**WORK TASK:**
Repeat each line of the material exactly.

**ENTRIES SHOWN:**

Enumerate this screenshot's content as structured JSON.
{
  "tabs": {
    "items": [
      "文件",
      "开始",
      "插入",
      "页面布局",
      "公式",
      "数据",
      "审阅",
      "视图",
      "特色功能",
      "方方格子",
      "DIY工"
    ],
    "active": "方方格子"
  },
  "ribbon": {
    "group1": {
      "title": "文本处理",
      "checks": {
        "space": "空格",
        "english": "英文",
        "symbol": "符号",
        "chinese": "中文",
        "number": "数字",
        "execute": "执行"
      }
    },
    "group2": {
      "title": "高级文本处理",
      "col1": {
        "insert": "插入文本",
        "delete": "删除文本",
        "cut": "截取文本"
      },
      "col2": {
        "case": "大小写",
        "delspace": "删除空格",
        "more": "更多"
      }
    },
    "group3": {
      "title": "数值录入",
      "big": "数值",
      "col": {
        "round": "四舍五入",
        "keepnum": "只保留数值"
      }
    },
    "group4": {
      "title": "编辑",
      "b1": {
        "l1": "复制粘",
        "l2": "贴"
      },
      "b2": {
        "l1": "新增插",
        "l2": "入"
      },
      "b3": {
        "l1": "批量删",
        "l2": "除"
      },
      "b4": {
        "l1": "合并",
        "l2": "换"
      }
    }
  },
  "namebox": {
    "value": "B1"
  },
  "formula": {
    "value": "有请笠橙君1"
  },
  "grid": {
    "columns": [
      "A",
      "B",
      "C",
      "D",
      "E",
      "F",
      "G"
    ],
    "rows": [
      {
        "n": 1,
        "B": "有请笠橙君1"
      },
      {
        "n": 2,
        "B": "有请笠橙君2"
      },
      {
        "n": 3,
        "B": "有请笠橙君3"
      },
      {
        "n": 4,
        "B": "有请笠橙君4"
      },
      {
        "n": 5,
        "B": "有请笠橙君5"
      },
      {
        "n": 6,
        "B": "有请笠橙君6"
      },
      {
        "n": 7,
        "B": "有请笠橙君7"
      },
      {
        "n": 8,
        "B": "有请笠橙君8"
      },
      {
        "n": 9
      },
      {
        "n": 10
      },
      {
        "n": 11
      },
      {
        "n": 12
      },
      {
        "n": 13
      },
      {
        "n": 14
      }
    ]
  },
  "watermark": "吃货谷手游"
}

**OUTPUT OF THE EXERCISE:**
Enumerate this screenshot's content as structured JSON.
{
  "tabs": {
    "items": [
      "文件",
      "开始",
      "插入",
      "页面布局",
      "公式",
      "数据",
      "审阅",
      "视图",
      "特色功能",
      "方方格子",
      "DIY工"
    ],
    "active": "方方格子"
  },
  "ribbon": {
    "group1": {
      "title": "文本处理",
      "checks": {
        "space": "空格",
        "english": "英文",
        "symbol": "符号",
        "chinese": "中文",
        "number": "数字",
        "execute": "执行"
      }
    },
    "group2": {
      "title": "高级文本处理",
      "col1": {
        "insert": "插入文本",
        "delete": "删除文本",
        "cut": "截取文本"
      },
      "col2": {
        "case": "大小写",
        "delspace": "删除空格",
        "more": "更多"
      }
    },
    "group3": {
      "title": "数值录入",
      "big": "数值",
      "col": {
        "round": "四舍五入",
        "keepnum": "只保留数值"
      }
    },
    "group4": {
      "title": "编辑",
      "b1": {
        "l1": "复制粘",
        "l2": "贴"
      },
      "b2": {
        "l1": "新增插",
        "l2": "入"
      },
      "b3": {
        "l1": "批量删",
        "l2": "除"
      },
      "b4": {
        "l1": "合并",
        "l2": "换"
      }
    }
  },
  "namebox": {
    "value": "B1"
  },
  "formula": {
    "value": "有请笠橙君1"
  },
  "grid": {
    "columns": [
      "A",
      "B",
      "C",
      "D",
      "E",
      "F",
      "G"
    ],
    "rows": [
      {
        "n": 1,
        "B": "有请笠橙君1"
      },
      {
        "n": 2,
        "B": "有请笠橙君2"
      },
      {
        "n": 3,
        "B": "有请笠橙君3"
      },
      {
        "n": 4,
        "B": "有请笠橙君4"
      },
      {
        "n": 5,
        "B": "有请笠橙君5"
      },
      {
        "n": 6,
        "B": "有请笠橙君6"
      },
      {
        "n": 7,
        "B": "有请笠橙君7"
      },
      {
        "n": 8,
        "B": "有请笠橙君8"
      },
      {
        "n": 9
      },
      {
        "n": 10
      },
      {
        "n": 11
      },
      {
        "n": 12
      },
      {
        "n": 13
      },
      {
        "n": 14
      }
    ]
  },
  "watermark": "吃货谷手游"
}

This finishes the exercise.